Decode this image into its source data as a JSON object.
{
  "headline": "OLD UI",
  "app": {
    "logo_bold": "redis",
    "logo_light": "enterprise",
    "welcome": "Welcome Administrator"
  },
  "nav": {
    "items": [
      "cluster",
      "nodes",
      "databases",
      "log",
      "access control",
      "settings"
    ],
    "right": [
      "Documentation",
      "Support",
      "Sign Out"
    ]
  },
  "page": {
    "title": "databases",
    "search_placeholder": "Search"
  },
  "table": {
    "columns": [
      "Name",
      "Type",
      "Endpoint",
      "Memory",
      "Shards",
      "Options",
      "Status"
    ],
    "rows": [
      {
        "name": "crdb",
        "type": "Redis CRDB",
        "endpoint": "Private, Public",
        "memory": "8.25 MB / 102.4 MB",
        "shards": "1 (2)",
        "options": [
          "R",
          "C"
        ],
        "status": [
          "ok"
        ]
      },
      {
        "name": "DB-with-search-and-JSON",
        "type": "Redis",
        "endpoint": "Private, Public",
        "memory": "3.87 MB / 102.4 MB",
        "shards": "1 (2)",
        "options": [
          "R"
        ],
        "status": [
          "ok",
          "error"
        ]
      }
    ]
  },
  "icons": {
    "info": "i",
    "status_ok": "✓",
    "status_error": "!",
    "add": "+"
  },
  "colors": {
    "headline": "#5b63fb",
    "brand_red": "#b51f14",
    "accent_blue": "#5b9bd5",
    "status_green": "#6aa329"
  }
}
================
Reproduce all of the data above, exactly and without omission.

### [Your solution]
Decode this image into its source data as a JSON object.
{
  "headline": "OLD UI",
  "app": {
    "logo_bold": "redis",
    "logo_light": "enterprise",
    "welcome": "Welcome Administrator"
  },
  "nav": {
    "items": [
      "cluster",
      "nodes",
      "databases",
      "log",
      "access control",
      "settings"
    ],
    "right": [
      "Documentation",
      "Support",
      "Sign Out"
    ]
  },
  "page": {
    "title": "databases",
    "search_placeholder": "Search"
  },
  "table": {
    "columns": [
      "Name",
      "Type",
      "Endpoint",
      "Memory",
      "Shards",
      "Options",
      "Status"
    ],
    "rows": [
      {
        "name": "crdb",
        "type": "Redis CRDB",
        "endpoint": "Private, Public",
        "memory": "8.25 MB / 102.4 MB",
        "shards": "1 (2)",
        "options": [
          "R",
          "C"
        ],
        "status": [
          "ok"
        ]
      },
      {
        "name": "DB-with-search-and-JSON",
        "type": "Redis",
        "endpoint": "Private, Public",
        "memory": "3.87 MB / 102.4 MB",
        "shards": "1 (2)",
        "options": [
          "R"
        ],
        "status": [
          "ok",
          "error"
        ]
      }
    ]
  },
  "icons": {
    "info": "i",
    "status_ok": "✓",
    "status_error": "!",
    "add": "+"
  },
  "colors": {
    "headline": "#5b63fb",
    "brand_red": "#b51f14",
    "accent_blue": "#5b9bd5",
    "status_green": "#6aa329"
  }
}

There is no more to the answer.